Some products absolutely depend on pushing the envelope of 'what is possible in the browser'. These trailblazers ultimately spend incredible amounts of effort achieving their desired effect, which a year later will be nicely packaged in an MIT-licensed, open source JS lib you can call with a single line of code.
But one look at my feature roadmap tells me exactly when I'll have the time to analyze HAR files, tweak how often I flush packets, stare at paint rectangles, or write some Chrome devtool plugins -- that would be... NEVER.
Does anyone know if this is possible using Dev Tools? There is a bookmarklet Visual Event2 (http://www.sprymedia.co.uk/article/Visual+Event+2) that does this, sort of; but it is still lacking.
The WDT puts that in the sidebar of the Elements tab, below Metrics.
These are usually completely unreadable as it's become rather common to 1. use a third-party DOM library (which will add indirections and essentially always bind the same thing) and 2. use delegation (which will bind on a far-removed parent of the element you've selected).
Firebug doesn't (as far as I know) do it natively, but FireQuery adds a display hook to jQuery-bound events (and more), which may provide more and more useful information than the WDT on these (won't work if you're not using jQuery though)
.live() .delegate() and (usually) .on() will leave the handler on a parent node, making sniffing out all active handlers an expensive DOM-walking task.
Given this limitation, the only problem with displaying event handlers is that developers who don't understand the underlying event model of the platform might not grasp the correspondence between the high-level abstractions in their library-using code and the low level DOM behaviour. Clearly any such developers will become more effective once they know a little more about the platform they are working on.
What really is bugging me though is the antialiasing, is anybody else seeing that?
Not seeing any aliasing here.
The paint rectangles thing is amazing. I didn't know browsers even expose this data.
The Audit API looks really useful too.
I'm now thinking of standardizing on Chrome as the development browser for our team (most devs prefer it anyway) so we can share custom development tool add-ons.
Can someone explain TCP Preconnect? My Google-fu has failed me - I understand that DNS prefetching is when Chrome notices that there are links to other domains so it resolves the IP addresses of those domains ahead of time so that their pages will load slightly faster if the user clicks on them. But I'm not clear about TCP preconnecting; are they literally downloading the contents of those pages in advance? Or are they merely opening a connection to the server in case you click on the link so that they'll be able to send the HTTP request slightly faster?
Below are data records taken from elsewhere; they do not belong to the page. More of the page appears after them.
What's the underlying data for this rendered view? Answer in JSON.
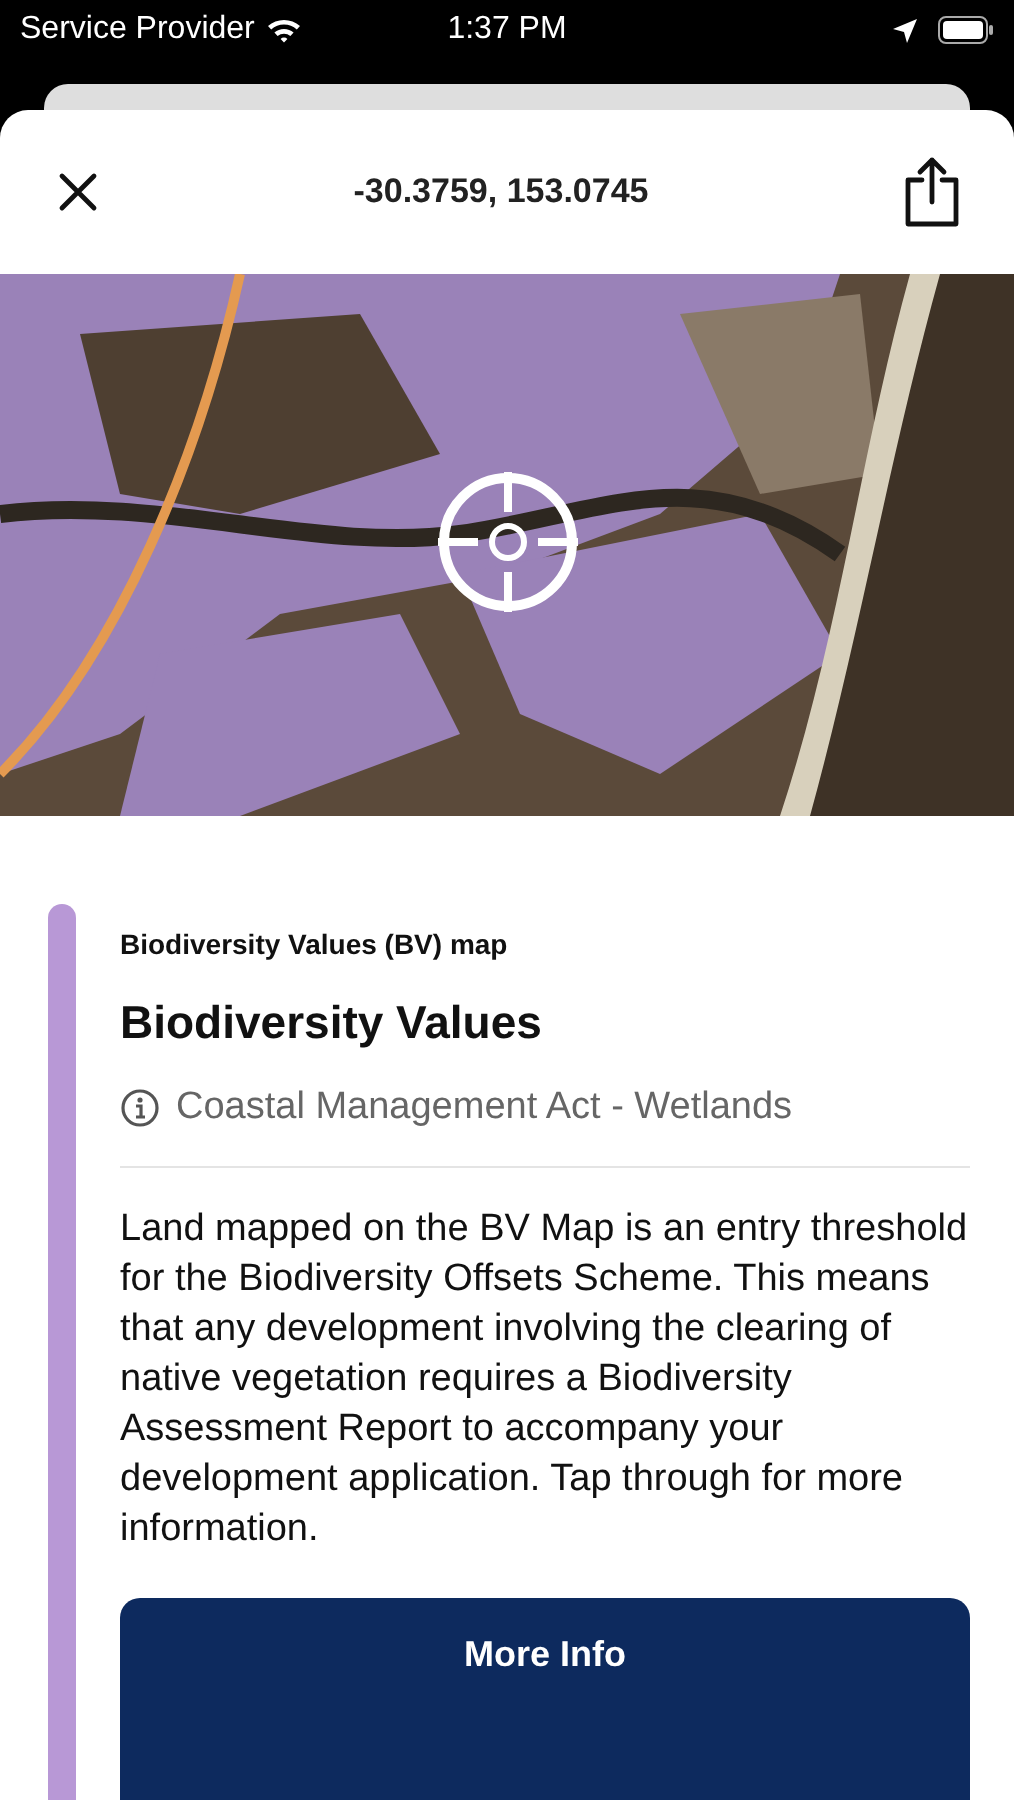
{
  "status_bar": {
    "carrier": "Service Provider",
    "time": "1:37 PM"
  },
  "header": {
    "title": "-30.3759, 153.0745"
  },
  "card": {
    "overline": "Biodiversity Values (BV) map",
    "title": "Biodiversity Values",
    "subtitle": "Coastal Management Act - Wetlands",
    "body": "Land mapped on the BV Map is an entry threshold for the Biodiversity Offsets Scheme. This means that any development involving the clearing of native vegetation requires a Biodiversity Assessment Report to accompany your development application. Tap through for more information.",
    "button": "More Info"
  }
}
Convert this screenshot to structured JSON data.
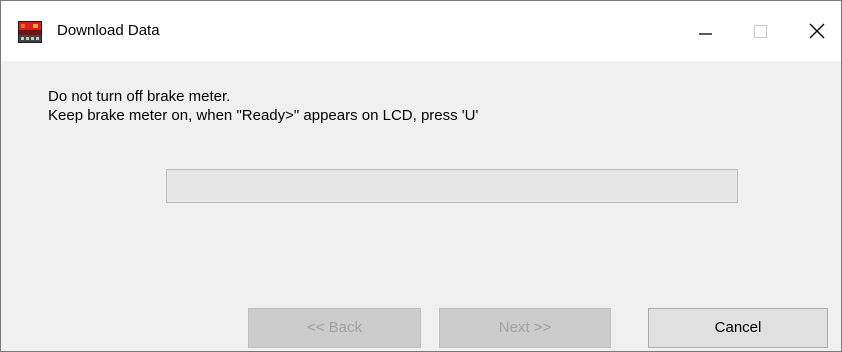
{
  "window": {
    "title": "Download Data",
    "icon": "brake-meter-app-icon",
    "controls": {
      "minimize_icon": "minimize-icon",
      "maximize_icon": "maximize-icon",
      "close_icon": "close-icon"
    }
  },
  "message": {
    "line1": "Do not turn off brake meter.",
    "line2": "Keep brake meter on, when \"Ready>\" appears on LCD, press 'U'"
  },
  "progress": {
    "value": 0
  },
  "buttons": {
    "back_label": "<< Back",
    "back_enabled": false,
    "next_label": "Next >>",
    "next_enabled": false,
    "cancel_label": "Cancel",
    "cancel_enabled": true
  },
  "colors": {
    "window_background": "#f0f0f0",
    "titlebar_background": "#ffffff",
    "progress_track": "#e6e6e6",
    "progress_fill": "#06b025",
    "disabled_button": "#cccccc",
    "button": "#e1e1e1"
  }
}
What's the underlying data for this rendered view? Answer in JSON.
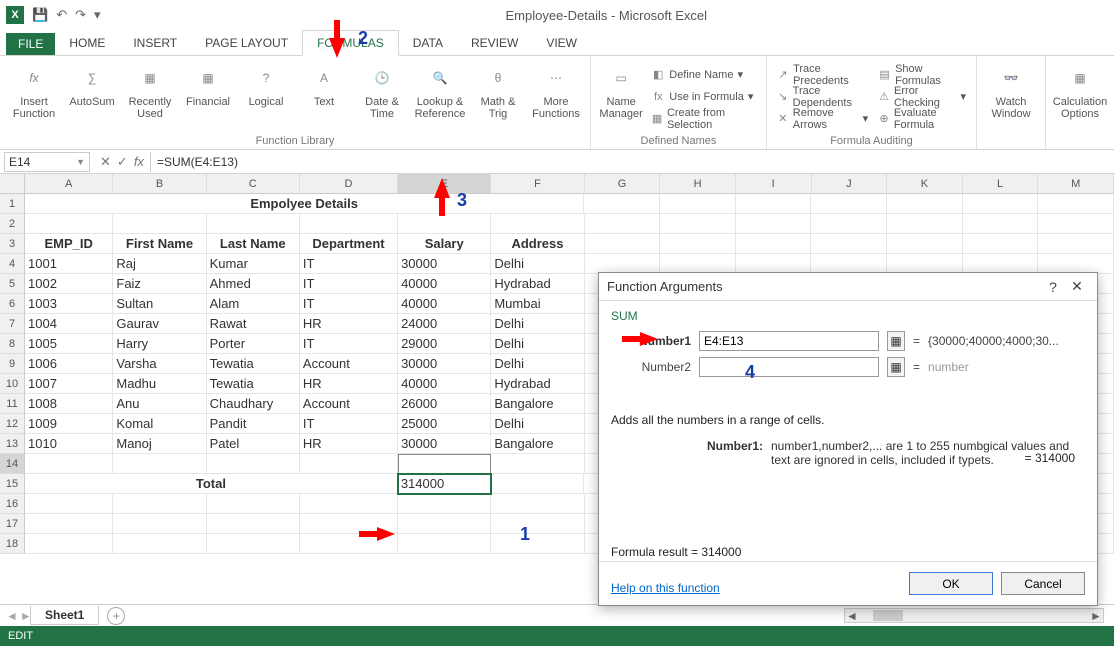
{
  "titlebar": {
    "title": "Employee-Details - Microsoft Excel"
  },
  "tabs": {
    "file": "FILE",
    "home": "HOME",
    "insert": "INSERT",
    "pagelayout": "PAGE LAYOUT",
    "formulas": "FORMULAS",
    "data": "DATA",
    "review": "REVIEW",
    "view": "VIEW"
  },
  "ribbon": {
    "g1": {
      "insertfn": "Insert\nFunction",
      "autosum": "AutoSum",
      "recent": "Recently\nUsed",
      "financial": "Financial",
      "logical": "Logical",
      "text": "Text",
      "datetime": "Date &\nTime",
      "lookup": "Lookup &\nReference",
      "math": "Math &\nTrig",
      "more": "More\nFunctions",
      "label": "Function Library"
    },
    "g2": {
      "namemgr": "Name\nManager",
      "define": "Define Name",
      "usein": "Use in Formula",
      "createsel": "Create from Selection",
      "label": "Defined Names"
    },
    "g3": {
      "traceprec": "Trace Precedents",
      "tracedep": "Trace Dependents",
      "removearr": "Remove Arrows",
      "showfm": "Show Formulas",
      "errchk": "Error Checking",
      "evalfm": "Evaluate Formula",
      "label": "Formula Auditing"
    },
    "g4": {
      "watch": "Watch\nWindow"
    },
    "g5": {
      "calcopt": "Calculation\nOptions"
    }
  },
  "fbar": {
    "namebox": "E14",
    "formula": "=SUM(E4:E13)"
  },
  "cols": [
    "A",
    "B",
    "C",
    "D",
    "E",
    "F",
    "G",
    "H",
    "I",
    "J",
    "K",
    "L",
    "M"
  ],
  "title_cell": "Empolyee Details",
  "headers": {
    "a": "EMP_ID",
    "b": "First Name",
    "c": "Last Name",
    "d": "Department",
    "e": "Salary",
    "f": "Address"
  },
  "rows": [
    {
      "id": "1001",
      "fn": "Raj",
      "ln": "Kumar",
      "dep": "IT",
      "sal": "30000",
      "addr": "Delhi"
    },
    {
      "id": "1002",
      "fn": "Faiz",
      "ln": "Ahmed",
      "dep": "IT",
      "sal": "40000",
      "addr": "Hydrabad"
    },
    {
      "id": "1003",
      "fn": "Sultan",
      "ln": "Alam",
      "dep": "IT",
      "sal": "40000",
      "addr": "Mumbai"
    },
    {
      "id": "1004",
      "fn": "Gaurav",
      "ln": "Rawat",
      "dep": "HR",
      "sal": "24000",
      "addr": "Delhi"
    },
    {
      "id": "1005",
      "fn": "Harry",
      "ln": "Porter",
      "dep": "IT",
      "sal": "29000",
      "addr": "Delhi"
    },
    {
      "id": "1006",
      "fn": "Varsha",
      "ln": "Tewatia",
      "dep": "Account",
      "sal": "30000",
      "addr": "Delhi"
    },
    {
      "id": "1007",
      "fn": "Madhu",
      "ln": "Tewatia",
      "dep": "HR",
      "sal": "40000",
      "addr": "Hydrabad"
    },
    {
      "id": "1008",
      "fn": "Anu",
      "ln": "Chaudhary",
      "dep": "Account",
      "sal": "26000",
      "addr": "Bangalore"
    },
    {
      "id": "1009",
      "fn": "Komal",
      "ln": "Pandit",
      "dep": "IT",
      "sal": "25000",
      "addr": "Delhi"
    },
    {
      "id": "1010",
      "fn": "Manoj",
      "ln": "Patel",
      "dep": "HR",
      "sal": "30000",
      "addr": "Bangalore"
    }
  ],
  "total_label": "Total",
  "total_value": "314000",
  "sheettab": "Sheet1",
  "statusbar": "EDIT",
  "dialog": {
    "title": "Function Arguments",
    "func": "SUM",
    "arg1_label": "Number1",
    "arg1_val": "E4:E13",
    "arg1_res": "{30000;40000;4000;30...",
    "arg2_label": "Number2",
    "arg2_val": "",
    "arg2_res": "number",
    "result_eq": "=   314000",
    "desc": "Adds all the numbers in a range of cells.",
    "argdesc_k": "Number1:",
    "argdesc_v": "number1,number2,... are 1 to 255 numbgical values and text are ignored in cells, included if typets.",
    "formula_result_label": "Formula result =   314000",
    "help": "Help on this function",
    "ok": "OK",
    "cancel": "Cancel"
  },
  "annotations": {
    "n1": "1",
    "n2": "2",
    "n3": "3",
    "n4": "4"
  }
}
EDIT: I eventually found a link to http://code.google.com/p/chromium/issues/detail?id=42694 which indicates that Chrome does indeed open connections to servers and doesn't immediately send an HTTP request, leaving those connections open in case we do need to send HTTP requests.
As you found in the code above.. the idea is simply to complete the TCP handshake and keep the connection idle until the request is ready to be dispatched. Doing so allows Chrome to shave off one RTT (TCP handshake) of latency.
Am I missing something?
Uncaught exception: TypeError: Cannot convert 'document.body' to object
Error thrown at line 38, column 375 in <anonymous function>() in http://www.igvita.com/slides/2012/devtools-tips-and-tricks/js/slide-deck.js:
called from line 38, column 181 in http://www.igvita.com/slides/2012/devtools-tips-and-tricks/js/slide-deck.js:
I wonder when this will be available for iOS.
http://www.mobilexweb.com/blog/iphone-5-ios-6-html5-develope... (see last point)
(The Chrome Dev tools stuff kicks in about 20 minute)
"A Re-introduction to the Chrome Developer Tools" by Paul Irish
-Break on subtree modifications - delete me
1- Right click on the element
2- Select "Break On..."
3- For this example, check "Node Removal"
4- Click 'delete me' :)
5- Use the call stack to see where the removal comes from.
Useful link: Google IO session about this:
httparchive.org - captures web trends
http://www.softwareishard.com/blog/har-12-spec/ - HAR file format